There was a nice guy. He was Gay. I liked him.
He worked behind the register
But he used to wear women’s clothes
They fired him because of it.”
And then she said in a moment that was uncharacteristic
'I think that was discrimination.'
It reminds me of my own relationship with my son and how important it is for me that he exercises tolerance in his life and that moment of triumph and pride I felt while watching Top Model, the season where Isis, the transgender female makes her appearance, he says, “I think she is beautiful mommy, and I don’t think it’s nice how the other girls treat her.”
As a New Yorker, Sneed celebrates and gives voice to all that I have felt. From the closing down of Pat Field’s on 8th Street to the insipid process of gentrification that has snuffed all color and diversity out. Even in New York it seems, there is not much room for difference.
Sneed calls things out the way she sees them. Some of her observations are cuttingly accurate and on point. You know, when reading her words, that this is a woman, like the title character of her book, who has been resurrected from some kind of personal hell, that many of us have experienced and will continue to experience in life. You hear her when she writes,
And I think all that stoning, branding, and crimes against women that are reserved for The Third World countries and medieval times they still happen here. So maybe the religion thing hasn’t worked out for me but in my heart I’ve come to know and practice God.
And she testifies, “I am the dream and hope of slaves.”
She conjures ancestors: Sekou Sundiata and the presence he continues to fill in many of our lives as she reiterates, “Black people speak two languages.”She opens:
And I’m calling out from Brazil to Trinidad, Haiti to Jamaica Antigua to Spain to Mexico from Cape Coast to Elmina Accra to Kumasi Kumasi to Benin to the Volta mountains from Ouidah to Mississippi Mississippi to Georgia Georgia to New York New York to Boston Ancestors I salute.
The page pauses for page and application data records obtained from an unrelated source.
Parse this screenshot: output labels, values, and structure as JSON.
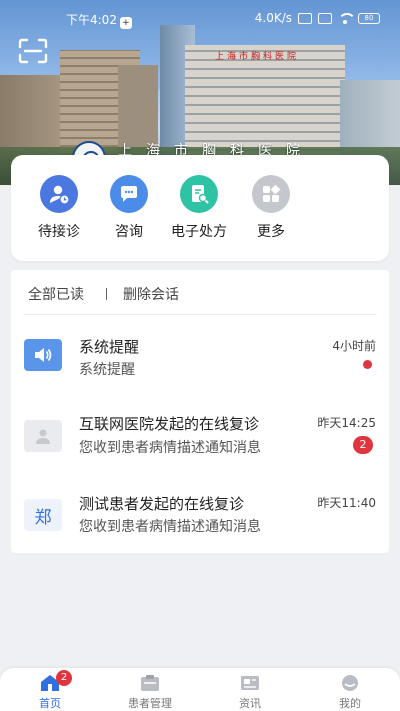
{
  "status_bar": {
    "time": "下午4:02",
    "network_speed": "4.0K/s",
    "battery": "80"
  },
  "hero": {
    "hospital_name": "上海市胸科医院",
    "building_sign": "上海市胸科医院"
  },
  "quick_actions": [
    {
      "label": "待接诊",
      "icon": "doctor-pending-icon",
      "color": "#4a78e0"
    },
    {
      "label": "咨询",
      "icon": "chat-bubble-icon",
      "color": "#4a8ce8"
    },
    {
      "label": "电子处方",
      "icon": "prescription-icon",
      "color": "#2fc3a6"
    },
    {
      "label": "更多",
      "icon": "more-grid-icon",
      "color": "#bfc3c8"
    }
  ],
  "messages_toolbar": {
    "mark_all_read": "全部已读",
    "delete_conversations": "删除会话"
  },
  "messages": [
    {
      "title": "系统提醒",
      "subtitle": "系统提醒",
      "time": "4小时前",
      "indicator": "dot",
      "avatar_icon": "speaker-icon"
    },
    {
      "title": "互联网医院发起的在线复诊",
      "subtitle": "您收到患者病情描述通知消息",
      "time": "昨天14:25",
      "indicator": "2",
      "avatar_icon": "person-icon"
    },
    {
      "title": "测试患者发起的在线复诊",
      "subtitle": "您收到患者病情描述通知消息",
      "time": "昨天11:40",
      "avatar_text": "郑",
      "avatar_icon": "name-avatar"
    }
  ],
  "bottom_nav": [
    {
      "label": "首页",
      "icon": "home-icon",
      "badge": "2",
      "active": true
    },
    {
      "label": "患者管理",
      "icon": "patient-management-icon"
    },
    {
      "label": "资讯",
      "icon": "news-icon"
    },
    {
      "label": "我的",
      "icon": "profile-icon"
    }
  ],
  "colors": {
    "accent": "#2f6fe0",
    "alert": "#e0353f",
    "background": "#eef0f3"
  }
}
I enjoyed the way in which she weaved her experiences together, like how our ancestors sewed, lovingly, patches of cloth together to keep us warm. Particularly compelling is the way in which she writes about her students, a motley crew of immigrants and locals all striving to better their lot in life. What is apparent is the love, what is moving is the precision:
…walking away, he says in that potent kind of ESL way language that cuts straight to the core without mincing the way native speakers do their juxtapositons are much more risky and metaphoric which makes ESL students always my favorite as a poet Thanks Miss I happy. You give me courage.
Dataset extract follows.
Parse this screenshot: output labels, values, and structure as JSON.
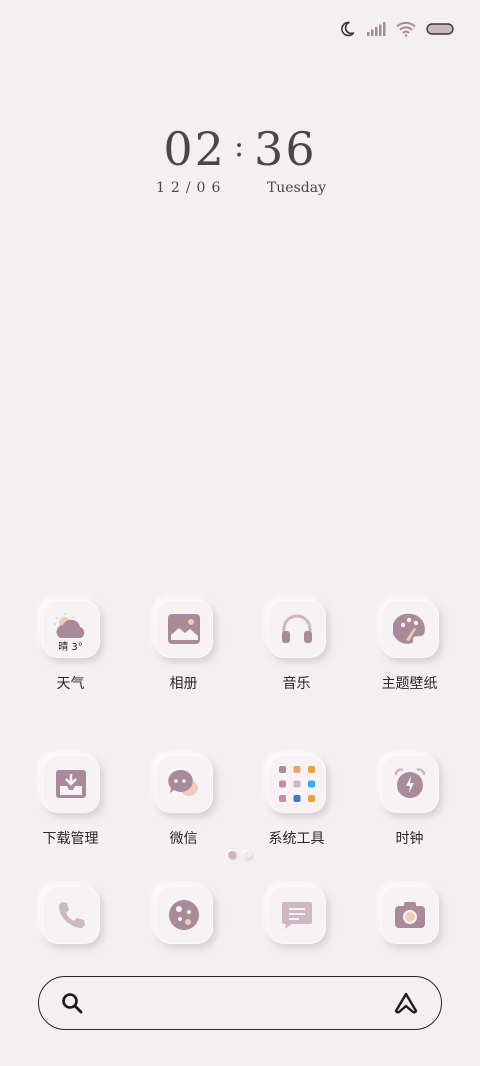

And with that, I must agree: “Thanks Ms. Sneed, you give us courage.”
Kong and Other Works is available at Vintage Entity Press
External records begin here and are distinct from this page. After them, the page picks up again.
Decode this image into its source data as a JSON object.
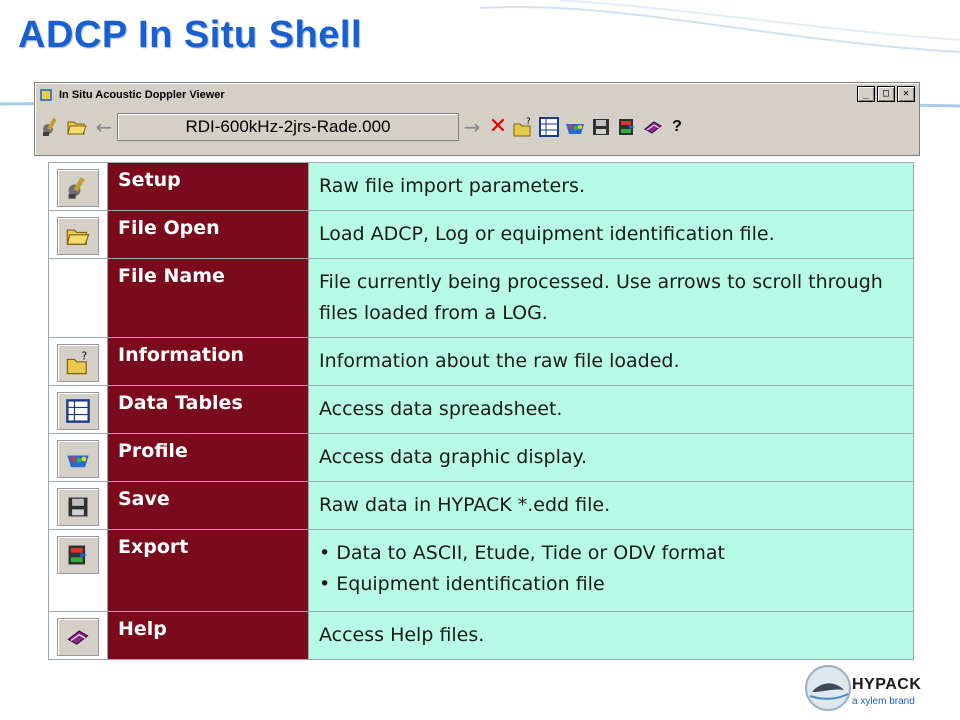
{
  "slide": {
    "title": "ADCP In Situ Shell"
  },
  "window": {
    "title": "In Situ Acoustic Doppler Viewer",
    "buttons": [
      "_",
      "□",
      "✕"
    ],
    "toolbar": {
      "file_name": "RDI-600kHz-2jrs-Rade.000",
      "help_label": "?"
    }
  },
  "table": {
    "rows": [
      {
        "icon": "setup-icon",
        "name": "Setup",
        "desc": [
          "Raw file import parameters."
        ]
      },
      {
        "icon": "folder-open-icon",
        "name": "File Open",
        "desc": [
          "Load ADCP, Log or equipment identification file."
        ]
      },
      {
        "icon": "",
        "name": "File Name",
        "desc": [
          "File currently being processed. Use arrows to scroll through files loaded from a LOG."
        ]
      },
      {
        "icon": "information-icon",
        "name": "Information",
        "desc": [
          "Information about the raw file loaded."
        ]
      },
      {
        "icon": "data-tables-icon",
        "name": "Data Tables",
        "desc": [
          "Access data spreadsheet."
        ]
      },
      {
        "icon": "profile-icon",
        "name": "Profile",
        "desc": [
          "Access data graphic display."
        ]
      },
      {
        "icon": "save-icon",
        "name": "Save",
        "desc": [
          "Raw data in HYPACK *.edd file."
        ]
      },
      {
        "icon": "export-icon",
        "name": "Export",
        "bullets": [
          "Data to ASCII, Etude, Tide or ODV format",
          "Equipment identification file"
        ]
      },
      {
        "icon": "help-book-icon",
        "name": "Help",
        "desc": [
          "Access Help files."
        ]
      }
    ]
  },
  "logo": {
    "name": "HYPACK",
    "sub": "a xylem brand"
  },
  "colors": {
    "title": "#1a5fd0",
    "name_cell": "#7b0a1c",
    "desc_cell": "#b7fbe7"
  }
}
Writer and educator, Lesley-Ann Brown is Trinidadian-American poet/writer from Brooklyn, New York. She currently lives in Copenhagen, Denmark with her 9 year-old son. To read more visit her blog, blackgitl on mars: notes on a life in copenhagen.